Bob Ebendorf and his wife, Aleta Braun, a painter and mixed media artist, live in Greenville.
And here’s Bob in his normal clothes, in an interview from last year (he has a lot to say about Penland).
The online magazine Whiskey Dregs has a nice interview, written by Alexis Guerra, with jeweler Sarah Abramson who has been a student and a studio assistant at Penland many times. Here’s the introduction:
Sarah Abramson has a Masters of Fine Arts in Metal from the State University of New York and New Paltz and has had her work and designs displayed at various jewelry exhibitions all over the world. Her jewelry has been displayed in Florence, Italy, the Netherlands, Montreal, Canada, and currently Sarah is an artist in residence at the Museum of Art and Design here in New York City. Sarah has taken her love of two-dimensional drawings and used a variety of inventive techniques to generate her vivid and inventive three-dimensional creations.
If her charismatic personality is any indication of how invested she is in her work and her designs then I’m sure that we can expect a lot more from Sarah in the future. Her looks are fun, vibrant and eye-catching.
Her latest project has been creating pieces for Salon:Inventive Art Jewelry in an Inventable Space. This talented and driven group comprised of mostly Brooklyn-based art and jewelry designers has been a long awaited labor of love for exhibit creator, Mia Hebib. By bringing all of these talented and eclectic artisans together, the Salon exhibit has not only proven to been a truly successful event, showcasing the work of 7 incredibly brilliant creators, but it has also shown that with a little bit of ingenuity, collaboration and hard work, anything is possible.
Congratulations to Penland instructor, neighbor, and former resident artist Jerilyn Virden, whose work is on the cover of the October issue of Ceramics Monthly. The issue features a story about Jerilyn written by Penland staff member Robin Dreyer. It starts like this:
Dough bowls and grinding stones: these humble, functional forms were the starting point for potter/sculptor Jerilyn Virden’s highly evolved, double-walled ceramic vessel sculptures. “I saw them in New Mexico” she says. “I was drawn to the massiveness of the forms. The dough bowls were very roughly hacked out of a solid piece of wood. The grinding stones felt as though they had just evolved into their forms through necessity. They were flat stones that became bowls over years and years of grinding grain on them. It gave the forms a gracefulness as well as a history. They seem to possess a slow movement with great power, like water moving down a river.”
The editor of this blog was out of town for a few days and now we are all going nuts putting on the annual benefit auction so there hasn’t been much time to post.
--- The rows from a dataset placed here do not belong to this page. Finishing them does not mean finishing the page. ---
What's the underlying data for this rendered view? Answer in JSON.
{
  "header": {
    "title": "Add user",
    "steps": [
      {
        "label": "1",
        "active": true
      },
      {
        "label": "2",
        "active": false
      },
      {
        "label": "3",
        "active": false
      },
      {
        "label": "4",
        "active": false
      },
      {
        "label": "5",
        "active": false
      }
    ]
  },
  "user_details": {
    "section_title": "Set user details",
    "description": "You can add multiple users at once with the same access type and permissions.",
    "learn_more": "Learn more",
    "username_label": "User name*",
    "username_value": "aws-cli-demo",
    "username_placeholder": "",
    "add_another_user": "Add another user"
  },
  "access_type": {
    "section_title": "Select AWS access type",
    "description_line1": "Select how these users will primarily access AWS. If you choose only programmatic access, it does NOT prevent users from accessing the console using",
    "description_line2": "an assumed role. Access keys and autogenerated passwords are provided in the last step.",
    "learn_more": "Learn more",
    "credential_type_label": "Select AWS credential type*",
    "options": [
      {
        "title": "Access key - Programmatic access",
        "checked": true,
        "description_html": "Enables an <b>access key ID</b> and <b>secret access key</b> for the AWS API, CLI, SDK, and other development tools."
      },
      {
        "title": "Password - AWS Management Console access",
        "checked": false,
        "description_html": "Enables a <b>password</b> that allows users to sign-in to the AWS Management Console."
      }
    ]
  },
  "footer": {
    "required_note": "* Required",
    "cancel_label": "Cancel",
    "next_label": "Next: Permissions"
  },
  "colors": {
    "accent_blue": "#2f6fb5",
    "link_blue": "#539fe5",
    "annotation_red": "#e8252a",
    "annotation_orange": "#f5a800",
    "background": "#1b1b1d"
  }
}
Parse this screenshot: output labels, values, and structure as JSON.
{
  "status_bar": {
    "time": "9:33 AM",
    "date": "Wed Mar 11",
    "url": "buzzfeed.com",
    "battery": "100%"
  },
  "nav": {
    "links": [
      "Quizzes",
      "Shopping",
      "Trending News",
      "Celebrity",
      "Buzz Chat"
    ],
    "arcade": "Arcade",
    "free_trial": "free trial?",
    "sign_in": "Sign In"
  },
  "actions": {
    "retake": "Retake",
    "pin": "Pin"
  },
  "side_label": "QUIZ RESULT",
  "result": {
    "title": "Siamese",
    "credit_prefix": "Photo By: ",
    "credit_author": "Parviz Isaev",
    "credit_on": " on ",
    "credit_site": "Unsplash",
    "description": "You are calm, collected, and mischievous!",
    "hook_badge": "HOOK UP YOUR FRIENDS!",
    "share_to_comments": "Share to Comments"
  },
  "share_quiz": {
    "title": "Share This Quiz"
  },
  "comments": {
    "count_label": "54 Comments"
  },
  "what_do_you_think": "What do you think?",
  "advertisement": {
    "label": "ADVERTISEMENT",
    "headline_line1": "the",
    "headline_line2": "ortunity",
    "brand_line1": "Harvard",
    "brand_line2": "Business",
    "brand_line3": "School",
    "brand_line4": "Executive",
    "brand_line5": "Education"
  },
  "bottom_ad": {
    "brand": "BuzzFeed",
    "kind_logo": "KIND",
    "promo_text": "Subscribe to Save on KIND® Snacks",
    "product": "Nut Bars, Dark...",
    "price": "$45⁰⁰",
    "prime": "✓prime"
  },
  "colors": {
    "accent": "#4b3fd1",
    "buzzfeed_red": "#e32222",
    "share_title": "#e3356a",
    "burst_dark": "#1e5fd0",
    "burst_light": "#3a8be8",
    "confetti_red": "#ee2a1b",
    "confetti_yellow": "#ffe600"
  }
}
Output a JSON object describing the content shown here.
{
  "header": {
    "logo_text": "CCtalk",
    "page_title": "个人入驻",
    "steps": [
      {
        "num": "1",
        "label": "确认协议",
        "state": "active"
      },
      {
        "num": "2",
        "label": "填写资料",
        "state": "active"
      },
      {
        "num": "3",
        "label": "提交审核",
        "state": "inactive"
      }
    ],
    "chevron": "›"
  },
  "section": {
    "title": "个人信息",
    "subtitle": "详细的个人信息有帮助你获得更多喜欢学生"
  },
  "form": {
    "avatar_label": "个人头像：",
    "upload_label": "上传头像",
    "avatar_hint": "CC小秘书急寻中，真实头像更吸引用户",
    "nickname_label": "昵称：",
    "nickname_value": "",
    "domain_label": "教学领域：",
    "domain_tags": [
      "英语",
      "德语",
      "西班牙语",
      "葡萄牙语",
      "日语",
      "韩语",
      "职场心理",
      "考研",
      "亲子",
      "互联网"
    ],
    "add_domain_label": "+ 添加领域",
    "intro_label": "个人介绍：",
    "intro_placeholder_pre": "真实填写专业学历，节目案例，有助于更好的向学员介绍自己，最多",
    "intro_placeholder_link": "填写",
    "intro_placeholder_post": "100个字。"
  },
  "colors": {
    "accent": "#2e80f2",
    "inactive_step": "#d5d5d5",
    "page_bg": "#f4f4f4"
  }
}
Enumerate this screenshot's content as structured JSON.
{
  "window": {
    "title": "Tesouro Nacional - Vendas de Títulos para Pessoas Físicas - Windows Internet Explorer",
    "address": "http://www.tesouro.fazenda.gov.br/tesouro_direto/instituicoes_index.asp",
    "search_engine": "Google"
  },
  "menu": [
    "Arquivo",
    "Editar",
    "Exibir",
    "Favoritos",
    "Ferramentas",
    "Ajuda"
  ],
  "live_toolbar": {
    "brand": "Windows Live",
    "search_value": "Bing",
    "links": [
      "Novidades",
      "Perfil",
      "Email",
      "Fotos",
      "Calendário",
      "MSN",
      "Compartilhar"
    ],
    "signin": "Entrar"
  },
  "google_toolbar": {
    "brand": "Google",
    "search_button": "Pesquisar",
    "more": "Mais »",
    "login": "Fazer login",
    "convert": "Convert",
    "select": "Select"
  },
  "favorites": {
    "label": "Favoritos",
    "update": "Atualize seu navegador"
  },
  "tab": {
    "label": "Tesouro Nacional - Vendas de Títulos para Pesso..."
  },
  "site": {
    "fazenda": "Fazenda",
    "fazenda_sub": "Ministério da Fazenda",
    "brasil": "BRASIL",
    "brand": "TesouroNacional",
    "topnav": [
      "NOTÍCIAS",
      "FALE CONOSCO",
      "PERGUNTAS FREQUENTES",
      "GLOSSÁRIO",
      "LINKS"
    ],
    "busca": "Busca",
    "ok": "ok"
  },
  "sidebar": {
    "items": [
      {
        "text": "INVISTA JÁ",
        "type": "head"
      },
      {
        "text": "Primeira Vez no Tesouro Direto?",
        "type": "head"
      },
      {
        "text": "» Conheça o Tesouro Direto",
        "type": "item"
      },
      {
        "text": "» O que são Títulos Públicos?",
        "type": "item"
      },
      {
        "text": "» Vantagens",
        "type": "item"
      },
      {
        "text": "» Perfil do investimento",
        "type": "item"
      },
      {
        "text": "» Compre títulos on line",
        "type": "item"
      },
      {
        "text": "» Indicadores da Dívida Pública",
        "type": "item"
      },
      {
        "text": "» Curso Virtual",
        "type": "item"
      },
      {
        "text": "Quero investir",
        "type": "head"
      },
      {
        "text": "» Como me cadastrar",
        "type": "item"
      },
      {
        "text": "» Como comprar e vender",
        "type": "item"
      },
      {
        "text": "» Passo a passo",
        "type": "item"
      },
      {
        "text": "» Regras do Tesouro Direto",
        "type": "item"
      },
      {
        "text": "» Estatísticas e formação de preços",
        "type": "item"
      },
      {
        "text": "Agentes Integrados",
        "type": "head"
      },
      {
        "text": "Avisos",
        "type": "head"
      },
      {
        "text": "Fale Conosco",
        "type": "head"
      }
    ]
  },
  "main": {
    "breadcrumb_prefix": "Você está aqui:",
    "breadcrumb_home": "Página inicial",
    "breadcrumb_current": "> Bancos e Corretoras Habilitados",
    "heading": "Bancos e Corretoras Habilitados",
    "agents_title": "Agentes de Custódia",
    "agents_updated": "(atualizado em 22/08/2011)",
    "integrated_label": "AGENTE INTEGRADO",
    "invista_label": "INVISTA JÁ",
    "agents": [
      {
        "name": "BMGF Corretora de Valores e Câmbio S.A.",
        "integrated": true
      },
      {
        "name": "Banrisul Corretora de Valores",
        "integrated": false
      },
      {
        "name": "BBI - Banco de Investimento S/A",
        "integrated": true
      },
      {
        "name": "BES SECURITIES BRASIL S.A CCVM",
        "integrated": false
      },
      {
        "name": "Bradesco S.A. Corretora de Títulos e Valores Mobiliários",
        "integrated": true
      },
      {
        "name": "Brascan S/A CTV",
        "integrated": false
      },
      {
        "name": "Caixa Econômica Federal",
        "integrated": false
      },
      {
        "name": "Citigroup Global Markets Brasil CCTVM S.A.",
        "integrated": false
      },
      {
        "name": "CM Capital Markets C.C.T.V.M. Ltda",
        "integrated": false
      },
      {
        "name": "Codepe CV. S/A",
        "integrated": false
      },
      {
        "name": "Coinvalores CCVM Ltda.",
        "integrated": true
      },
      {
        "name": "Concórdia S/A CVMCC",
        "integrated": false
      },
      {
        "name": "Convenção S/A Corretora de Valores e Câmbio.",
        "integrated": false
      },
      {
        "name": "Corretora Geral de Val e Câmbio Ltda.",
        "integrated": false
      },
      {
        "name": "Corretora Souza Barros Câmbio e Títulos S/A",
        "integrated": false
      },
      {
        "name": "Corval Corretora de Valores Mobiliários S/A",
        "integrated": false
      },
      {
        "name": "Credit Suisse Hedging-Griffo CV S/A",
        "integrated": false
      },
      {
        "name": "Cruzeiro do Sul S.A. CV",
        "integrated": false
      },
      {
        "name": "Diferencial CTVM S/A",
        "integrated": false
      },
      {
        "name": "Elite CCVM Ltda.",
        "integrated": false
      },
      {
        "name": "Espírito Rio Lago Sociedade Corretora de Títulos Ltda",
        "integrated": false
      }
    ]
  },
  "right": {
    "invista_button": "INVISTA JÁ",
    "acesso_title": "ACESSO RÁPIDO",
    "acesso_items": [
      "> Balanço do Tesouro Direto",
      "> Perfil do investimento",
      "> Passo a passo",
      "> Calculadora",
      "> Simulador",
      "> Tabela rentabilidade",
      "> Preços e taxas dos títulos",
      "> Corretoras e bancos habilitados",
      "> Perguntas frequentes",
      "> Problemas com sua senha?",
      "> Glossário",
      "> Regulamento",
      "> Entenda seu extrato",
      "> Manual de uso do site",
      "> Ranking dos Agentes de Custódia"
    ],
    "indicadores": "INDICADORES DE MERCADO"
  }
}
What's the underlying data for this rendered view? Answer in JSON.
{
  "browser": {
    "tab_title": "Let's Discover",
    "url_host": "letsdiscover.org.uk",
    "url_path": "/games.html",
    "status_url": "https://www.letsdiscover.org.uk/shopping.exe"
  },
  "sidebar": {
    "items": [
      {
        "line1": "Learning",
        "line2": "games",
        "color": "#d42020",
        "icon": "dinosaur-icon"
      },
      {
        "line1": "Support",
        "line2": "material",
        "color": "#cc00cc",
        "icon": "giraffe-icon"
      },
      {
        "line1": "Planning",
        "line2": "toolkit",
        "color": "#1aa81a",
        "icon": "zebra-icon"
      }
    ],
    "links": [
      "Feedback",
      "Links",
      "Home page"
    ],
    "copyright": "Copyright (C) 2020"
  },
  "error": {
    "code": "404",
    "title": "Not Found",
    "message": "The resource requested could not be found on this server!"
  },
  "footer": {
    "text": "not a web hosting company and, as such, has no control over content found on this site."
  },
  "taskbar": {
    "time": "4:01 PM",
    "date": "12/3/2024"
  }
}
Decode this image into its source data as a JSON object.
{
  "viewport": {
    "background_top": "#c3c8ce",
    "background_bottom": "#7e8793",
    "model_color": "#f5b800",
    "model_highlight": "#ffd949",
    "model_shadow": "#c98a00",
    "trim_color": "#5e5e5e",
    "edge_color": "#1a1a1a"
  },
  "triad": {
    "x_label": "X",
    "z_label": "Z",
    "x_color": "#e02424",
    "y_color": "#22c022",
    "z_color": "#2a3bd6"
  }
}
But we didn’t want anyone to miss this great drawing that instructor Arthur Gonzalez made on the chalkboard in the Pines last session. Click on this one to see it bigger.
And while we’re on the subject of Arthur, here’s a Penland iron T-shirt that he modified for sale in the end-of-session scholarship auction. Thanks, everyone, for a great session.